A new study on the issue that Hecker coauthored with fellow Stanford University researchers Robert Carlin and Elliot Serbin warns that “in the short term, North Korea will surely hedge its bets by retaining parts of the program.”
Uranium enrichment facilities “would be problematic,” they wrote. “North Korea has covert facilities that it is unlikely to declare and eliminate initially.”
Rather than pushing for a swift disarmament, the report suggests small, achievable steps, including a continued freeze on nuclear and ballistic missile tests and a shut-down of the enrichment facility at Yongbyon. It might take six to 10 years of phased concessions on both sides before the nuclear risk is substantially eliminated.
Even if Pyongyang cooperated initially with the inspectors, it is likely to ratchet its compliance up and down, seeking leverage over the U.S. and others rivals in the region, experts said.
If the IAEA gains access to North Korean records, it may be able to determine how much fissile material it has produced. That could lead to a more precise understanding about how many operational nuclear devices Pyongyang has built.
Dismantling the warheads probably would be carried out by North Korean scientists, monitored by experts from other nuclear powers, possibly including the United States, which has extensive experience in disassembling warheads. The IAEA doesn’t have that expertise and Hecker warns that shipping them out of the country “is naive and dangerous.”
To ensure Pyonyang cannot rebuild its warheads, the U.S. may push for taking fissile material out of North Korea permanently. But after decades of working to acquire fuel for nuclear weapons, Pyongyang would almost certainly balk at giving it up.
In that case, fissile material might have to be stored in North Korea, in sealed facilities subject to IAEA monitoring.

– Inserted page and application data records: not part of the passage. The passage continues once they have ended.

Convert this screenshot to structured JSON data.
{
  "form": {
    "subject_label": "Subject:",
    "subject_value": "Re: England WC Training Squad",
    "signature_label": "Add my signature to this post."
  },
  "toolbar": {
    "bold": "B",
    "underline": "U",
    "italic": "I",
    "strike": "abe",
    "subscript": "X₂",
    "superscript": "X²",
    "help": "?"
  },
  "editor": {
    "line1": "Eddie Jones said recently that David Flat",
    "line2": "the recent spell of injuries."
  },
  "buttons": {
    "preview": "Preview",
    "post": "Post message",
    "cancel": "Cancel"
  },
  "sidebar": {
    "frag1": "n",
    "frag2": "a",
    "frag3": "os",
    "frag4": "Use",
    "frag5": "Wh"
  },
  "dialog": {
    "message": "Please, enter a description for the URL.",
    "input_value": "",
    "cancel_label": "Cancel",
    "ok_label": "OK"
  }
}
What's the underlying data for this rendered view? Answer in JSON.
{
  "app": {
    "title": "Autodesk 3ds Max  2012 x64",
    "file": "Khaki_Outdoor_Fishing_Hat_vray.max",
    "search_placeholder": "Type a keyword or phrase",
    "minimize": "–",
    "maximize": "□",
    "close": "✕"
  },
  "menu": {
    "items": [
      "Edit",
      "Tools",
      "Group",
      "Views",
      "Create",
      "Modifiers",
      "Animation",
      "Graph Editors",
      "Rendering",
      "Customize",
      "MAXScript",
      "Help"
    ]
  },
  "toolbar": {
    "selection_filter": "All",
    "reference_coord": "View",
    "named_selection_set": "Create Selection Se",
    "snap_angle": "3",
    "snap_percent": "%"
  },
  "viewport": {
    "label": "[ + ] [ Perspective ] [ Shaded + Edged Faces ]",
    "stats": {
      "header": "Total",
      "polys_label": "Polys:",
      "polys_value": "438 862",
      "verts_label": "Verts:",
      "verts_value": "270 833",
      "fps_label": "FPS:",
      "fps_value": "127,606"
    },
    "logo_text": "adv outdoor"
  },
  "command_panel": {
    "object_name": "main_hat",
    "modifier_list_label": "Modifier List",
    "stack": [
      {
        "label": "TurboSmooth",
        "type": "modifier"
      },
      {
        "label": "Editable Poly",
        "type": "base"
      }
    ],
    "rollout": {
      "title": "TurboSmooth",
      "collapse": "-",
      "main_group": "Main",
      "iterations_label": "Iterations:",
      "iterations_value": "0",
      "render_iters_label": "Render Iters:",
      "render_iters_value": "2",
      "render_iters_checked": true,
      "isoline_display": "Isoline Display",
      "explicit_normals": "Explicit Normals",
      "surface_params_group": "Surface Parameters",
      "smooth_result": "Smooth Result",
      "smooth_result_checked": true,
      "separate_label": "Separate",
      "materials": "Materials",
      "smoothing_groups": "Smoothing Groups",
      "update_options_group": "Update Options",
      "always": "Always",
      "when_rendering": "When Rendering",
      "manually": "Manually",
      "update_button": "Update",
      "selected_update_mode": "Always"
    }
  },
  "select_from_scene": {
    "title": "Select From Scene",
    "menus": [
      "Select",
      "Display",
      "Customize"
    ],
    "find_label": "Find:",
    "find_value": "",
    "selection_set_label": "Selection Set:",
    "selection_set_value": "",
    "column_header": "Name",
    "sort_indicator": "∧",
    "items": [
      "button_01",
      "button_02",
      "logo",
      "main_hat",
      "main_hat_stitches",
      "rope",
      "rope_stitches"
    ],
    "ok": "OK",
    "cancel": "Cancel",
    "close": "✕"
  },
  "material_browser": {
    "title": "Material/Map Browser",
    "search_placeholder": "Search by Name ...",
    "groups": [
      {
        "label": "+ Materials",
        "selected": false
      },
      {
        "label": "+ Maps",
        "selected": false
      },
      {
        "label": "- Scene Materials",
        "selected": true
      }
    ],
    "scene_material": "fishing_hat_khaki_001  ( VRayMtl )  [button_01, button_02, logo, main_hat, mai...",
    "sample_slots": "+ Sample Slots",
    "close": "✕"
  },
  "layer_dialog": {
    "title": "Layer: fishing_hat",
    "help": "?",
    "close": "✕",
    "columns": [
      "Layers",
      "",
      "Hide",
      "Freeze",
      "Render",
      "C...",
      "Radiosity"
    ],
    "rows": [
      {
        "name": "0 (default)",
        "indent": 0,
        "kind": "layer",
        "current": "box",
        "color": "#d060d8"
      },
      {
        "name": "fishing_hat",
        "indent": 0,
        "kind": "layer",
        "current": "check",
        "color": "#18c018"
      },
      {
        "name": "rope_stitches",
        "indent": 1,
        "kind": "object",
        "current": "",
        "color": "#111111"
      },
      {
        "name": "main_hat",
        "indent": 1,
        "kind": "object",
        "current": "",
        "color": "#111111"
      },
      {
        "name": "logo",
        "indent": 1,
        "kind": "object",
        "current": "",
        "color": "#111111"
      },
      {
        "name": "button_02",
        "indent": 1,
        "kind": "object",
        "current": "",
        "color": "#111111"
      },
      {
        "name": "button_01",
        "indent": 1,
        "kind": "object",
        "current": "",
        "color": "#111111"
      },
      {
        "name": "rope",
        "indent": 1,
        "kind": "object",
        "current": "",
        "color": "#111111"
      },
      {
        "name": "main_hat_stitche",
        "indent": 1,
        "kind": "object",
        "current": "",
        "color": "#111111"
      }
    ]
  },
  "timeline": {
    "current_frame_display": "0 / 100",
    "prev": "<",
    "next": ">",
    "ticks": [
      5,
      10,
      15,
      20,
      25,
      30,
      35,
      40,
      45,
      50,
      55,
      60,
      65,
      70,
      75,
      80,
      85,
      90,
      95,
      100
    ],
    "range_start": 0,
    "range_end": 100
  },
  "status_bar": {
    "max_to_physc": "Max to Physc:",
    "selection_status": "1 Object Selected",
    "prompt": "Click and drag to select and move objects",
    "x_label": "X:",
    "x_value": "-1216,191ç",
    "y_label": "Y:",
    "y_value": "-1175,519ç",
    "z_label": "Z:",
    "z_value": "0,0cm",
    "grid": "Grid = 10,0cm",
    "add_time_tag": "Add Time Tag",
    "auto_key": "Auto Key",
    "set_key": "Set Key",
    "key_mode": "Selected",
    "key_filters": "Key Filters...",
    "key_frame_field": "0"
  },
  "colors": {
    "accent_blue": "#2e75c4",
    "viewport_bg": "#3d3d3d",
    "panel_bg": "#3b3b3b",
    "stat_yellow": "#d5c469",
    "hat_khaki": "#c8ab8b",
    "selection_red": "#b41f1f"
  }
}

“We would be happy to have a situation where we thought we had accounted for 90% of North Korea’s nuclear capability,” said Gary Samore, an arms control official in the Obama and Clinton administrations who now heads the Belfer Center for Science and International Affairs at Harvard University. “Even if there was a possibility they had salted away a couple of nuclear weapons for a rainy day that would be a huge achievement.”